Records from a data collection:
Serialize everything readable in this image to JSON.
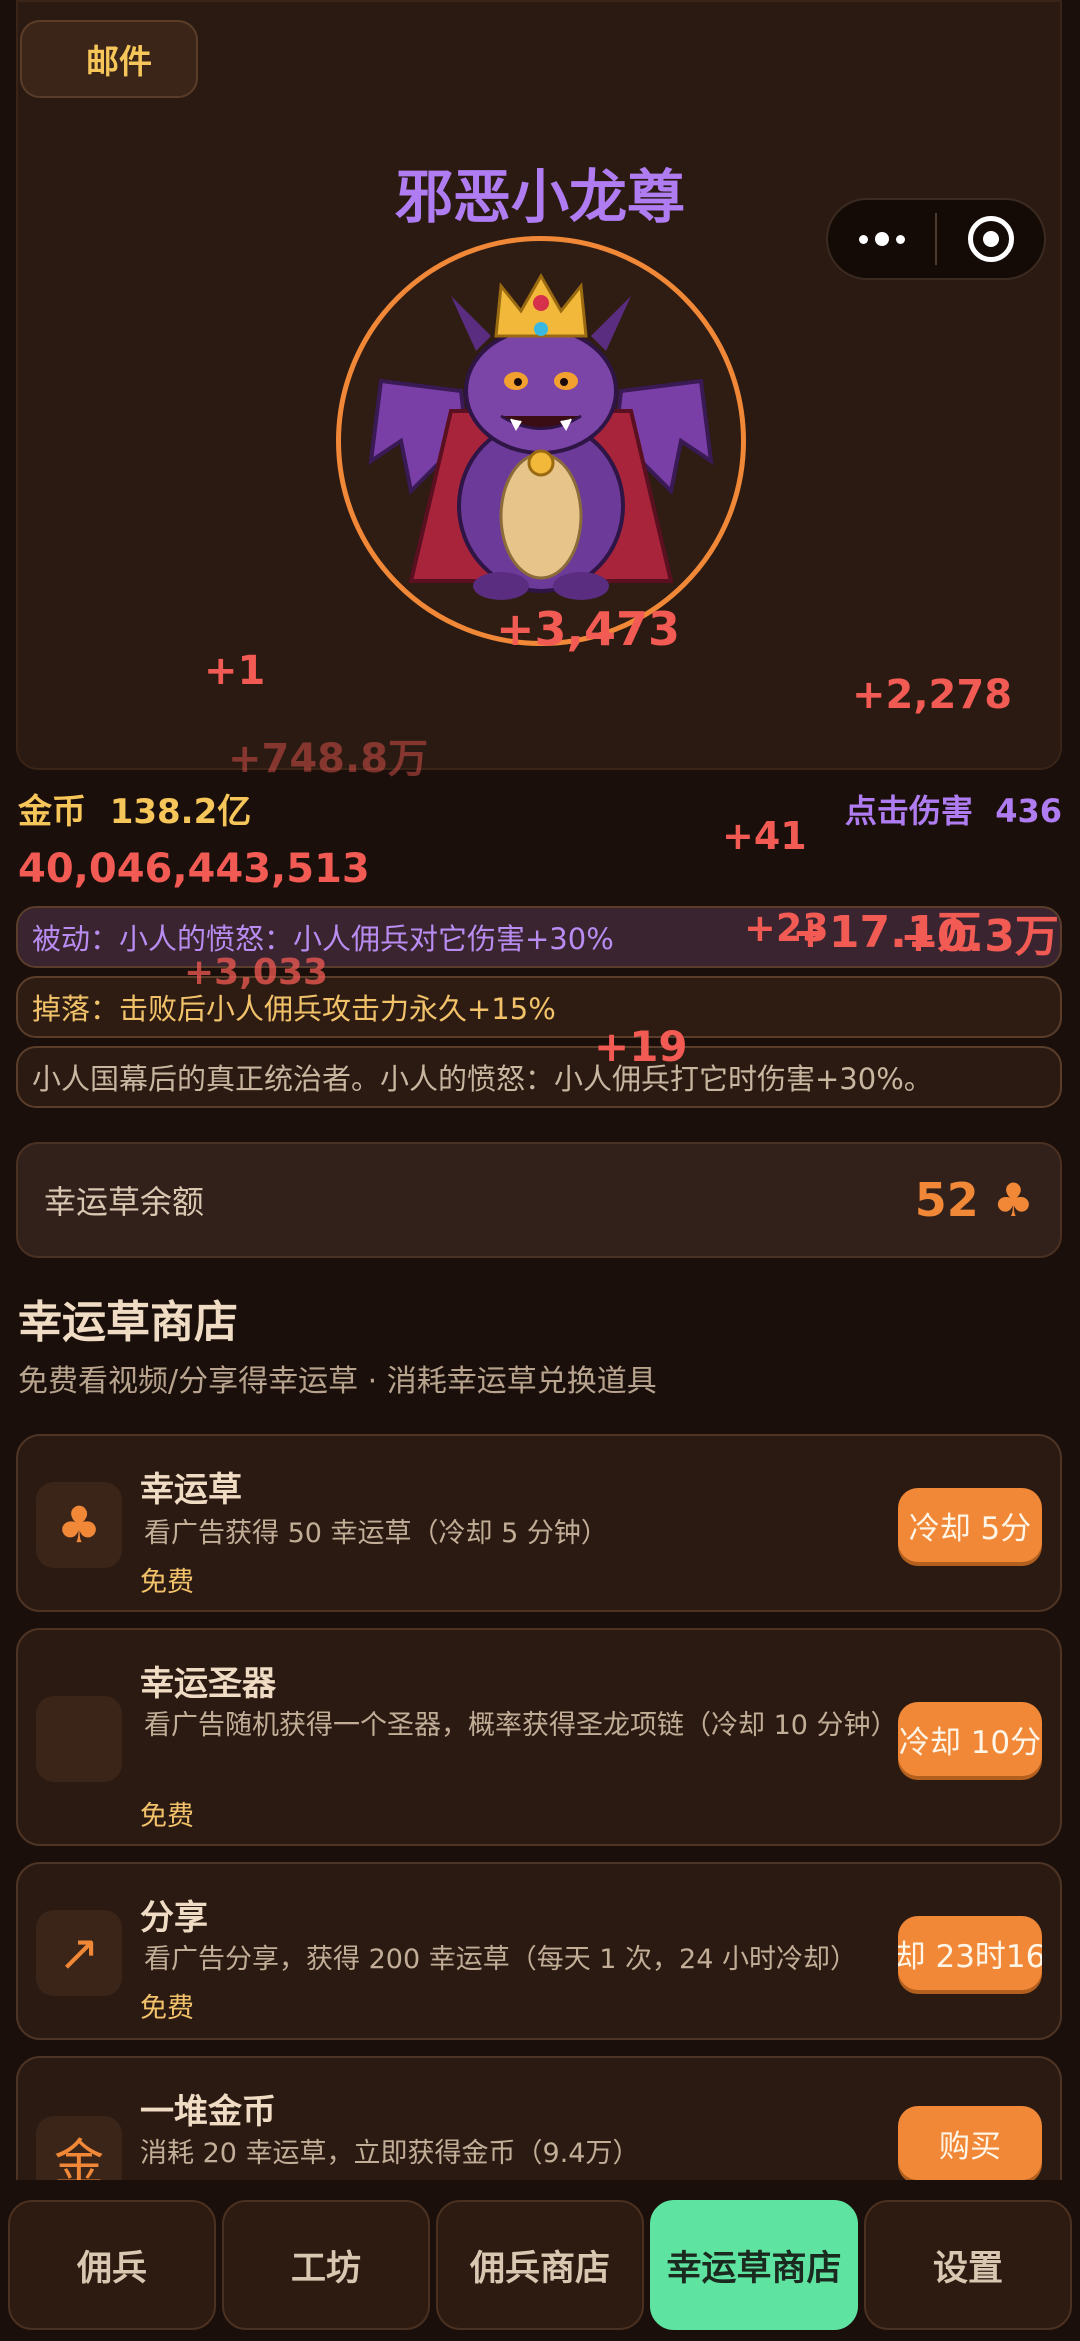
{
  "mail": {
    "label": "邮件"
  },
  "boss": {
    "name": "邪恶小龙尊",
    "damage_popups": [
      "+3,473",
      "+1",
      "+2,278",
      "+748.8万",
      "+41",
      "+23",
      "+17.1万",
      "+0.3万",
      "+3,033",
      "+19"
    ]
  },
  "stats": {
    "gold_label": "金币",
    "gold_value": "138.2亿",
    "click_label": "点击伤害",
    "click_value": "436",
    "hp": "40,046,443,513"
  },
  "info": {
    "passive": "被动：小人的愤怒：小人佣兵对它伤害+30%",
    "drop": "掉落：击败后小人佣兵攻击力永久+15%",
    "desc": "小人国幕后的真正统治者。小人的愤怒：小人佣兵打它时伤害+30%。"
  },
  "balance": {
    "label": "幸运草余额",
    "value": "52",
    "icon": "clover-icon"
  },
  "shop": {
    "title": "幸运草商店",
    "subtitle": "免费看视频/分享得幸运草 · 消耗幸运草兑换道具",
    "items": [
      {
        "title": "幸运草",
        "desc": "看广告获得 50 幸运草（冷却 5 分钟）",
        "tag": "免费",
        "button": "冷却 5分",
        "icon": "clover-icon",
        "glyph": "♣"
      },
      {
        "title": "幸运圣器",
        "desc": "看广告随机获得一个圣器，概率获得圣龙项链（冷却 10 分钟）",
        "tag": "免费",
        "button": "冷却 10分",
        "icon": "artifact-icon",
        "glyph": ""
      },
      {
        "title": "分享",
        "desc": "看广告分享，获得 200 幸运草（每天 1 次，24 小时冷却）",
        "tag": "免费",
        "button": "却 23时16",
        "icon": "share-arrow-icon",
        "glyph": "↗"
      },
      {
        "title": "一堆金币",
        "desc": "消耗 20 幸运草，立即获得金币（9.4万）",
        "tag": "",
        "button": "购买",
        "icon": "gold-icon",
        "glyph": "金"
      }
    ]
  },
  "nav": [
    "佣兵",
    "工坊",
    "佣兵商店",
    "幸运草商店",
    "设置"
  ],
  "colors": {
    "accent": "#f08838",
    "purple": "#b07cf2",
    "damage": "#f25a54",
    "gold": "#f7c65a",
    "active_tab": "#5fe3a1"
  }
}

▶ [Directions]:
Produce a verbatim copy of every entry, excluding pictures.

▶ [Answer to this exercise]:
Serialize everything readable in this image to JSON.
{
  "mail": {
    "label": "邮件"
  },
  "boss": {
    "name": "邪恶小龙尊",
    "damage_popups": [
      "+3,473",
      "+1",
      "+2,278",
      "+748.8万",
      "+41",
      "+23",
      "+17.1万",
      "+0.3万",
      "+3,033",
      "+19"
    ]
  },
  "stats": {
    "gold_label": "金币",
    "gold_value": "138.2亿",
    "click_label": "点击伤害",
    "click_value": "436",
    "hp": "40,046,443,513"
  },
  "info": {
    "passive": "被动：小人的愤怒：小人佣兵对它伤害+30%",
    "drop": "掉落：击败后小人佣兵攻击力永久+15%",
    "desc": "小人国幕后的真正统治者。小人的愤怒：小人佣兵打它时伤害+30%。"
  },
  "balance": {
    "label": "幸运草余额",
    "value": "52",
    "icon": "clover-icon"
  },
  "shop": {
    "title": "幸运草商店",
    "subtitle": "免费看视频/分享得幸运草 · 消耗幸运草兑换道具",
    "items": [
      {
        "title": "幸运草",
        "desc": "看广告获得 50 幸运草（冷却 5 分钟）",
        "tag": "免费",
        "button": "冷却 5分",
        "icon": "clover-icon",
        "glyph": "♣"
      },
      {
        "title": "幸运圣器",
        "desc": "看广告随机获得一个圣器，概率获得圣龙项链（冷却 10 分钟）",
        "tag": "免费",
        "button": "冷却 10分",
        "icon": "artifact-icon",
        "glyph": ""
      },
      {
        "title": "分享",
        "desc": "看广告分享，获得 200 幸运草（每天 1 次，24 小时冷却）",
        "tag": "免费",
        "button": "却 23时16",
        "icon": "share-arrow-icon",
        "glyph": "↗"
      },
      {
        "title": "一堆金币",
        "desc": "消耗 20 幸运草，立即获得金币（9.4万）",
        "tag": "",
        "button": "购买",
        "icon": "gold-icon",
        "glyph": "金"
      }
    ]
  },
  "nav": [
    "佣兵",
    "工坊",
    "佣兵商店",
    "幸运草商店",
    "设置"
  ],
  "colors": {
    "accent": "#f08838",
    "purple": "#b07cf2",
    "damage": "#f25a54",
    "gold": "#f7c65a",
    "active_tab": "#5fe3a1"
  }
}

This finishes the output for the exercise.